Thrown, in this way, into the binding conviction that only a miracle could relieve her, she would never know her beauty. She would only see what there was to see: the eyes of other people.  (pp. 46-7)
Why can't she know her own beauty? What does she see in the eyes of other people?

How does Mr. Yacobowski "see" her? Does it affect the way he treats her? Is she the Other for him? Is it ironic that he has blue eyes? How does his treatment affect Pecola? How and why does her attitude toward the dandelions (another nature image) change? Is Pecola's brief anger a healthy response? Can anger serve positive functions, like protecting against pain, providing a sense of power, or creating energy? Why can't she stay angry?

How is the Mary Jane candy related to the Shirley Temple/white baby doll images? How does having and eating this candy affect Pecola? Why? There is an ironic transition or movement between the three pennies which bring Pecola nine orgasms and the three whores in the next paragraph, which begins a new section (p. 50).

Pages 50-8

Pecola turns to the three whores for information about love. Are they an appropriate source of information? What does it say about Pecola's life and parents that she turns to the whores for this crucial information? Music appears, in the blues Poland sings. How do the three whores get along with each other? Do they seem bothered by being outcasts in the community or do they form their own community? What answer does Pecola receive about love from them?

Pecola thinks about love based on Miss Marie's relationship with Dewey Prince and her observation of her parents:

What did love feel like? she wondered. How do grown-ups act when they love each other? Eat fish together? In her eyes came the picture of Cholly and Mrs. Breedlove in bed....Maybe that was love. Choking sounds and silence.  (p. 57)
What definition does she arrive at? What understanding of love can she arrive at with such information? Can it help her to find love?

What is the effect on the reader of watching Pecola search for love and her not seeming to receive any love from her family?

Morrison Syllabus

Morrison, The Bluest Eye, pp. 3-58
      Morrison, Online overview

The Bluest Eye, pp. 61-109

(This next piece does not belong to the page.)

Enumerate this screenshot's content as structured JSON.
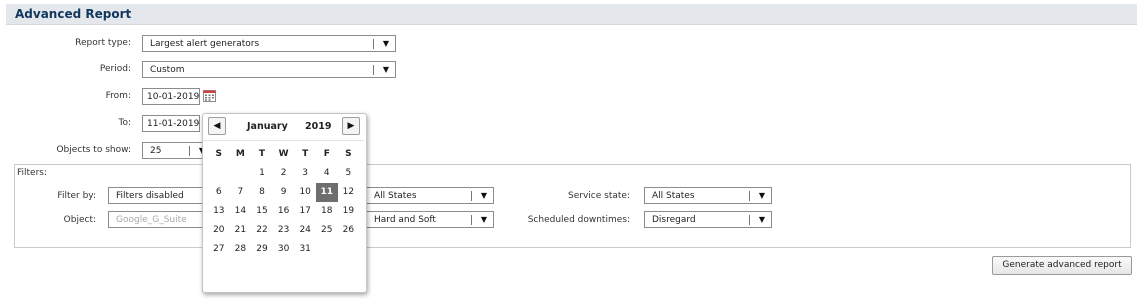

The Bluest Eye, pp. 110-131

The Bluest Eye, pp. 132-183

The Bluest Eye, pp. 184-206
"Afterward," pp. 209-216
      The Other in The Bluest Eye

Core Studies 6 Page || Syllabus